**TASK DETAILS:** The answer should reproduce every entry exactly and contain no images.

[App and web page records]

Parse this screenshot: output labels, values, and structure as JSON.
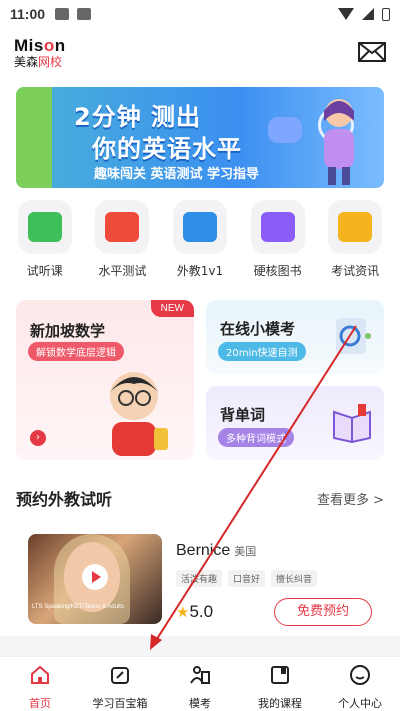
{
  "status_bar": {
    "time": "11:00"
  },
  "header": {
    "logo_en_prefix": "Mis",
    "logo_en_o": "o",
    "logo_en_suffix": "n",
    "logo_cn_black": "美森",
    "logo_cn_red": "网校",
    "mail_icon": "mail-icon"
  },
  "banner": {
    "line1": "2分钟 测出",
    "line2": "你的英语水平",
    "subtitle": "趣味闯关 英语测试 学习指导"
  },
  "quick_icons": [
    {
      "label": "试听课",
      "icon": "trial-class-icon",
      "color": "#3fbf5a"
    },
    {
      "label": "水平测试",
      "icon": "level-test-icon",
      "color": "#ef4b3c"
    },
    {
      "label": "外教1v1",
      "icon": "tutor-icon",
      "color": "#2f8fe6"
    },
    {
      "label": "硬核图书",
      "icon": "books-icon",
      "color": "#8b5cf6"
    },
    {
      "label": "考试资讯",
      "icon": "news-icon",
      "color": "#f5b31e"
    }
  ],
  "cards": {
    "singapore": {
      "badge": "NEW",
      "title": "新加坡数学",
      "subtitle": "解锁数学底层逻辑"
    },
    "mock_exam": {
      "title": "在线小模考",
      "subtitle": "20min快速自测"
    },
    "vocab": {
      "title": "背单词",
      "subtitle": "多种背词模式"
    }
  },
  "section": {
    "title": "预约外教试听",
    "more": "查看更多 >"
  },
  "teacher": {
    "name": "Bernice",
    "country": "美国",
    "tags": [
      "活泼有趣",
      "口音好",
      "擅长纠音"
    ],
    "rating": "5.0",
    "button": "免费预约",
    "photo_caption": "LTS Speaking/KET/Teens & Adults"
  },
  "tabs": [
    {
      "label": "首页",
      "icon": "home-icon",
      "active": true
    },
    {
      "label": "学习百宝箱",
      "icon": "toolbox-icon",
      "active": false
    },
    {
      "label": "模考",
      "icon": "mock-exam-icon",
      "active": false
    },
    {
      "label": "我的课程",
      "icon": "my-courses-icon",
      "active": false
    },
    {
      "label": "个人中心",
      "icon": "profile-icon",
      "active": false
    }
  ],
  "colors": {
    "brand_red": "#e63946",
    "banner_blue": "#3b8ff0"
  }
}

**SOLUTION TO THE PROBLEM:**
Parse this screenshot: output labels, values, and structure as JSON.
{
  "status_bar": {
    "time": "11:00"
  },
  "header": {
    "logo_en_prefix": "Mis",
    "logo_en_o": "o",
    "logo_en_suffix": "n",
    "logo_cn_black": "美森",
    "logo_cn_red": "网校",
    "mail_icon": "mail-icon"
  },
  "banner": {
    "line1": "2分钟 测出",
    "line2": "你的英语水平",
    "subtitle": "趣味闯关 英语测试 学习指导"
  },
  "quick_icons": [
    {
      "label": "试听课",
      "icon": "trial-class-icon",
      "color": "#3fbf5a"
    },
    {
      "label": "水平测试",
      "icon": "level-test-icon",
      "color": "#ef4b3c"
    },
    {
      "label": "外教1v1",
      "icon": "tutor-icon",
      "color": "#2f8fe6"
    },
    {
      "label": "硬核图书",
      "icon": "books-icon",
      "color": "#8b5cf6"
    },
    {
      "label": "考试资讯",
      "icon": "news-icon",
      "color": "#f5b31e"
    }
  ],
  "cards": {
    "singapore": {
      "badge": "NEW",
      "title": "新加坡数学",
      "subtitle": "解锁数学底层逻辑"
    },
    "mock_exam": {
      "title": "在线小模考",
      "subtitle": "20min快速自测"
    },
    "vocab": {
      "title": "背单词",
      "subtitle": "多种背词模式"
    }
  },
  "section": {
    "title": "预约外教试听",
    "more": "查看更多 >"
  },
  "teacher": {
    "name": "Bernice",
    "country": "美国",
    "tags": [
      "活泼有趣",
      "口音好",
      "擅长纠音"
    ],
    "rating": "5.0",
    "button": "免费预约",
    "photo_caption": "LTS Speaking/KET/Teens & Adults"
  },
  "tabs": [
    {
      "label": "首页",
      "icon": "home-icon",
      "active": true
    },
    {
      "label": "学习百宝箱",
      "icon": "toolbox-icon",
      "active": false
    },
    {
      "label": "模考",
      "icon": "mock-exam-icon",
      "active": false
    },
    {
      "label": "我的课程",
      "icon": "my-courses-icon",
      "active": false
    },
    {
      "label": "个人中心",
      "icon": "profile-icon",
      "active": false
    }
  ],
  "colors": {
    "brand_red": "#e63946",
    "banner_blue": "#3b8ff0"
  }
}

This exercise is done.